It's the type of business restructuring capable of striking envy in the hearts of many a company board member—and particularly those known to favor one oft-repeated bit of business wisdom: Never waste a recession.
At food ingredient maker Ingredion, where the recession’s bite is directly linked to the eating habits of consumers, a 2-year-old restructuring strategy dubbed “Cost Smart” has begun to deliver on its cost savings promises.
In fact, last month, the maker of sweeteners and starches announced plans to increase its Cost Smart run-rate savings target from $150M annually to $170M—a $20M uptick that led certain analysts to believe now might be the right time for the food giant to step on Cost Smart’s accelerator.
Not so fast, says Ingredion CFO Jim Gray, who reports that he already likes what he’s seeing in Ingredion’s rearview mirror.
The opportunity around remote work environments and online collaboration has accelerated toward us,” observes Gray, who over the past 2 years has replaced the dated architecture of Ingredion’s finance function with a new shared services model and a mandate for greater online collaboration.

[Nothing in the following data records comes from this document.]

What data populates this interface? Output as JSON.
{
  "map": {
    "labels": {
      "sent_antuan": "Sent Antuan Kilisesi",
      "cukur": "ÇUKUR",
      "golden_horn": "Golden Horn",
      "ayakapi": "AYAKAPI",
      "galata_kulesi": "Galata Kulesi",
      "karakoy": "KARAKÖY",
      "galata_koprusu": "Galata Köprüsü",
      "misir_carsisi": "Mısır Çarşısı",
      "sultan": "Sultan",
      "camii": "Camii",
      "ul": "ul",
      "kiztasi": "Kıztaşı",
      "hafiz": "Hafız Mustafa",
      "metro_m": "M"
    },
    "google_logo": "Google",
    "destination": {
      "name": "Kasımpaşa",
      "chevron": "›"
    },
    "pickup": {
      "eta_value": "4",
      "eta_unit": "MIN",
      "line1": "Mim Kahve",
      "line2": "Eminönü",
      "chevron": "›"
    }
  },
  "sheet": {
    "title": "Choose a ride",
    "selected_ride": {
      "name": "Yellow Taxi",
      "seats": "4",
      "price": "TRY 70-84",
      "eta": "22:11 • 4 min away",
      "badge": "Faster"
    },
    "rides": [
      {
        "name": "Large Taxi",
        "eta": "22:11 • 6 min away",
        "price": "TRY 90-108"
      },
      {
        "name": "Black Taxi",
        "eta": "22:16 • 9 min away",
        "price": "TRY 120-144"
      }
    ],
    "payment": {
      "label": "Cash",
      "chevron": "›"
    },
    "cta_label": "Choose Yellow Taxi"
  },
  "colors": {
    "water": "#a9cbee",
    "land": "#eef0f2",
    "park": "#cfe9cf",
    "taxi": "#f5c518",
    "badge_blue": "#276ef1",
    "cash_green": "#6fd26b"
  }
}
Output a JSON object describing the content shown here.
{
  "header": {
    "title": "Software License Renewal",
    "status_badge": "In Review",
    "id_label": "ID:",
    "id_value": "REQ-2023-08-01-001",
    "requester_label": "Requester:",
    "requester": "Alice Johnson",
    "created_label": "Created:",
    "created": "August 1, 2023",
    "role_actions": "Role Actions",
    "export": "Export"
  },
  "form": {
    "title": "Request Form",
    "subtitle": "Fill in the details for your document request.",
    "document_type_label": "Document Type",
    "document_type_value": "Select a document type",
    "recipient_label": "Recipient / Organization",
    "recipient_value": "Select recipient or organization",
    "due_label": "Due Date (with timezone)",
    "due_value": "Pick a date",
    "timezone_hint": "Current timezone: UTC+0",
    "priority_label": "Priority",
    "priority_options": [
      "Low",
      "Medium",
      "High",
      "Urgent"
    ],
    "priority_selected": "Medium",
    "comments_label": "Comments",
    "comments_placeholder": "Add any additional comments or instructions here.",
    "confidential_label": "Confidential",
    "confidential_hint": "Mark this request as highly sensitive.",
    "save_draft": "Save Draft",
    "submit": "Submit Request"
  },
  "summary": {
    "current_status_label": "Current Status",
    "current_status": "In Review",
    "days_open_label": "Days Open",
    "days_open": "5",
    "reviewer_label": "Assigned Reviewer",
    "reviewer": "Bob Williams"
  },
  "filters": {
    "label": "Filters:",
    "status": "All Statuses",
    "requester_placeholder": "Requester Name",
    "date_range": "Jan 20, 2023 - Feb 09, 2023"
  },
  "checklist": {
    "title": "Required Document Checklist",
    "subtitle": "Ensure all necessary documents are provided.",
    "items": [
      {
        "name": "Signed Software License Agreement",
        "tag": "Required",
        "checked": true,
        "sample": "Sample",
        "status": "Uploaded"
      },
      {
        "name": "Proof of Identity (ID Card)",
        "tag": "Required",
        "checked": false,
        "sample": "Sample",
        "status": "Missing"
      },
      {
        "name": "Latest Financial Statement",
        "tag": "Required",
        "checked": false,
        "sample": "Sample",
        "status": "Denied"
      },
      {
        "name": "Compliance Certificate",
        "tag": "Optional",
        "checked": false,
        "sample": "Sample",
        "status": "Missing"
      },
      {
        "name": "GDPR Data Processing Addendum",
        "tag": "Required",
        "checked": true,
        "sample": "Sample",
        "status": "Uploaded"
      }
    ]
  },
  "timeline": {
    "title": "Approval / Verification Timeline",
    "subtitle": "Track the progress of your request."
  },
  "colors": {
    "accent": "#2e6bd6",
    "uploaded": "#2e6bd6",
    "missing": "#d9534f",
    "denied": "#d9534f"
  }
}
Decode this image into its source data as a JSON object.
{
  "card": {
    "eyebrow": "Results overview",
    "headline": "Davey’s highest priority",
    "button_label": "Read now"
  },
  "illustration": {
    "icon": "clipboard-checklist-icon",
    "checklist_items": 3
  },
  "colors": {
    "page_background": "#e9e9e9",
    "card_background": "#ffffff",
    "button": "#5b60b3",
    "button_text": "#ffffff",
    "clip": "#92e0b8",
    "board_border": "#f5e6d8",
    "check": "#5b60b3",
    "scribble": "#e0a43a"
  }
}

The restructuring involved the relocation of 107 finance and accounting employees to shared services location in Tulsa, Oklahoma, and Guadalajara, Mexico. The movement of this part of Ingredion’s workforce is expected to be followed by that of a number of other functional areas within the company.
“This was not about lowering head count—it is about holistically redesigning processes to have a lasting impact on cost,” says Gray, who last month—along with Ingredion CEO Jim Zallie—briefed investors and analysts on COVID-19’s impact on the business. After having experienced a significant drop in demand for different ingredients in April and May, advised Zallie, the company had seen “sequential improvements” in June and July as shelter-in-place restrictions had eased.
These improvements were more than likely first detected by a member of Gray’s finance team, which had been working to better expose how the pandemic is altering the buying patterns of Ingredion customers.
“With the pandemic, there has been a change in consumer behavior that’s impacting the pull of our customer products. Then you also have the effects of a recession, in which there is less personal income, so this changes how they shop in grocery stores and how often they dine out,” comments Gray, who credits the company’s widening use of technology for helping to track and monitor customer activities.